Data extract:
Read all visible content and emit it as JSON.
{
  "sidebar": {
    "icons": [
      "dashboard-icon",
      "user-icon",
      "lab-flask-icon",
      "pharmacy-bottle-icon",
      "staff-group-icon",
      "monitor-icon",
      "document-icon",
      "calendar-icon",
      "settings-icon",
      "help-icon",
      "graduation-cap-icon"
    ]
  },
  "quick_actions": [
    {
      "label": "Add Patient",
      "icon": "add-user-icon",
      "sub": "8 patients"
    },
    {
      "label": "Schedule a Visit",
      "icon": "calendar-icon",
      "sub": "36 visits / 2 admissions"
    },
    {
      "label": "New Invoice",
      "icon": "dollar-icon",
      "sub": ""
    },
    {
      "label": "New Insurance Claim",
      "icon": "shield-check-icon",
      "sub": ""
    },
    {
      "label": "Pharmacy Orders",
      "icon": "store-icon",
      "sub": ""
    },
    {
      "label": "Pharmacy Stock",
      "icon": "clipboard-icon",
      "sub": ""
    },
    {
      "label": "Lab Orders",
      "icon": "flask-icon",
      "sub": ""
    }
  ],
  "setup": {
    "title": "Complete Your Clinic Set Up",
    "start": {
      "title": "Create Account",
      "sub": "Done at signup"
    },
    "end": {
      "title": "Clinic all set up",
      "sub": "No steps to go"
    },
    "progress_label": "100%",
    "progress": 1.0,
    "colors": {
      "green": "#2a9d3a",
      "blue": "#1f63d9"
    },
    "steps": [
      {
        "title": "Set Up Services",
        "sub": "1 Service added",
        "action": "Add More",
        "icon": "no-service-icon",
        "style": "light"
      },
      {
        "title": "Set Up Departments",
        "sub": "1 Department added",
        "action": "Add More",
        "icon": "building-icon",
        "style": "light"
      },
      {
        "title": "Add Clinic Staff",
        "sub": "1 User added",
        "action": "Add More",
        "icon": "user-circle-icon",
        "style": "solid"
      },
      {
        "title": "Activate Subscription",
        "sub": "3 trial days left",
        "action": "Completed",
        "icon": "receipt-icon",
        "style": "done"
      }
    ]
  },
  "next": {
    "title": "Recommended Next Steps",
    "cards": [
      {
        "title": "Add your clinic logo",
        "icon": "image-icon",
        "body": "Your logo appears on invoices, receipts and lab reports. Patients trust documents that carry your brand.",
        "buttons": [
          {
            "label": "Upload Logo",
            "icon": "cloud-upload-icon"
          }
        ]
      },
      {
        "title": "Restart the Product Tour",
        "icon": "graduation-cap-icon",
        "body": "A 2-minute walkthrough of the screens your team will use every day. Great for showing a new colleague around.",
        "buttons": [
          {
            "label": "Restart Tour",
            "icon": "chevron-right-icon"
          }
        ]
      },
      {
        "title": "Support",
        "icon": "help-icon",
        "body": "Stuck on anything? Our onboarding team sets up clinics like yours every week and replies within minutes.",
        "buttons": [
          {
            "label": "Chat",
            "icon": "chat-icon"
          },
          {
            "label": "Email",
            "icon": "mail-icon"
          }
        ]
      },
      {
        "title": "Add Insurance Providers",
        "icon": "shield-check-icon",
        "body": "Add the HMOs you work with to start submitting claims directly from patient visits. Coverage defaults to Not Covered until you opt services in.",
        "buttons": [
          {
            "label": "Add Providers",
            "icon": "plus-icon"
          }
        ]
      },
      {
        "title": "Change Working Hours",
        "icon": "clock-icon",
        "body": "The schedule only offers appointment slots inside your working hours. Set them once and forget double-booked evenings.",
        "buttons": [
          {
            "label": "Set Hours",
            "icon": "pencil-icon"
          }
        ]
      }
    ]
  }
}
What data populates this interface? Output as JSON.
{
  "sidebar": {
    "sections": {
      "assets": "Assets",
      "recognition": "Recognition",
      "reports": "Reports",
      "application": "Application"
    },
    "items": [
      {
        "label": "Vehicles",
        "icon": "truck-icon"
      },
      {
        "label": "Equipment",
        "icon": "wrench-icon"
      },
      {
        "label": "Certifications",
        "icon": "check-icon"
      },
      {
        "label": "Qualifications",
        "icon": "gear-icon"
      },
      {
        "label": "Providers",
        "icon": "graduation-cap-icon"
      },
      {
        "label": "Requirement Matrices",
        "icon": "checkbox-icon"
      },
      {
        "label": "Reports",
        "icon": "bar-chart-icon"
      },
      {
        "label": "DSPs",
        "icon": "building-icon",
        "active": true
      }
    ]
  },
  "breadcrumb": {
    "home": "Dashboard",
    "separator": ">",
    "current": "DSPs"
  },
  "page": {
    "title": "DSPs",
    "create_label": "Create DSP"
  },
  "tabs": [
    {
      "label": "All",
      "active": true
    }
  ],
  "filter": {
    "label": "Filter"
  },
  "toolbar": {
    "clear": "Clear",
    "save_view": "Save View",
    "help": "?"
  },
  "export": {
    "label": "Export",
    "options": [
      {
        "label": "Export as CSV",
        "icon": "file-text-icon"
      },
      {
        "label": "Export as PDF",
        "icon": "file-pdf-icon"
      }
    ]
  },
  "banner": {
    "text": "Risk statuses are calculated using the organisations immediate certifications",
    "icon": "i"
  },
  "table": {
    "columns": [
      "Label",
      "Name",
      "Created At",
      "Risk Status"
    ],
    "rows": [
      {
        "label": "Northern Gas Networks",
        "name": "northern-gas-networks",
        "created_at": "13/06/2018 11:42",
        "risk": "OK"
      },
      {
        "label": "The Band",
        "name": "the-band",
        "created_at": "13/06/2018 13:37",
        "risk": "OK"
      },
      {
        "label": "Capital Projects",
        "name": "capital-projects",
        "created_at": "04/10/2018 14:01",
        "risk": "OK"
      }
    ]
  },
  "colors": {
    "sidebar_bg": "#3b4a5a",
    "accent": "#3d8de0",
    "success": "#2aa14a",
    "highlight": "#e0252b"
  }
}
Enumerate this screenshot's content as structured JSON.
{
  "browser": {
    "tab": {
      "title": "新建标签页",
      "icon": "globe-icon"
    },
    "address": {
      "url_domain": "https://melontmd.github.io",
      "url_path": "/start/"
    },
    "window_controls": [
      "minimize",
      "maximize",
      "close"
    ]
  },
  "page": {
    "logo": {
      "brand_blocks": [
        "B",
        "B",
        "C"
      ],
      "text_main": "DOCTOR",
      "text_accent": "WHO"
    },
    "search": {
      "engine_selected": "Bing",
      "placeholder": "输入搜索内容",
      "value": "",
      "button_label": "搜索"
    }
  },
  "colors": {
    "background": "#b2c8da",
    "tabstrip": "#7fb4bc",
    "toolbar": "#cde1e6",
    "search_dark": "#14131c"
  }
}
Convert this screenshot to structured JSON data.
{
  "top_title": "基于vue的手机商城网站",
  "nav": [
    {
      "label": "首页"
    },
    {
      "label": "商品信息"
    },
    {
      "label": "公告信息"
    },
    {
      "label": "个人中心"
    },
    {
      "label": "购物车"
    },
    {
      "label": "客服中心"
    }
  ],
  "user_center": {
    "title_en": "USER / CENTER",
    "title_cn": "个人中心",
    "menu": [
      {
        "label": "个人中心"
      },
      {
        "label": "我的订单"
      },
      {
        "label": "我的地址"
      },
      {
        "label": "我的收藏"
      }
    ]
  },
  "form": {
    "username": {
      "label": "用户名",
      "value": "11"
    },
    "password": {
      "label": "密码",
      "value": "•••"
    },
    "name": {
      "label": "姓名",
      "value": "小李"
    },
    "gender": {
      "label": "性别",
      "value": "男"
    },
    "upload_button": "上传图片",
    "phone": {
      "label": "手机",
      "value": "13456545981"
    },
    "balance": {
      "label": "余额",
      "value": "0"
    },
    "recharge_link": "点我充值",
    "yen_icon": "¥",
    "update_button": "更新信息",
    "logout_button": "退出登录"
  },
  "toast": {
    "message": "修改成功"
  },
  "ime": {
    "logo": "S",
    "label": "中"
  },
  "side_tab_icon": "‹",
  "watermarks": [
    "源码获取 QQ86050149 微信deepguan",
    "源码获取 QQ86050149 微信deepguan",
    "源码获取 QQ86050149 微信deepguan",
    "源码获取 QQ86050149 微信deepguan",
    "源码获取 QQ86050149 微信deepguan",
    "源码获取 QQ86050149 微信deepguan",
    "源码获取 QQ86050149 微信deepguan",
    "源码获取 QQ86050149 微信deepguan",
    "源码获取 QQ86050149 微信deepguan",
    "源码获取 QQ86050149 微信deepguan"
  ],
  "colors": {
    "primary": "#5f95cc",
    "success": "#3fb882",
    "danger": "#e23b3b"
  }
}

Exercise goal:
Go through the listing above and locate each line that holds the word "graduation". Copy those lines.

Task answer:
      "graduation-cap-icon"
        "icon": "graduation-cap-icon",
        "icon": "graduation-cap-icon"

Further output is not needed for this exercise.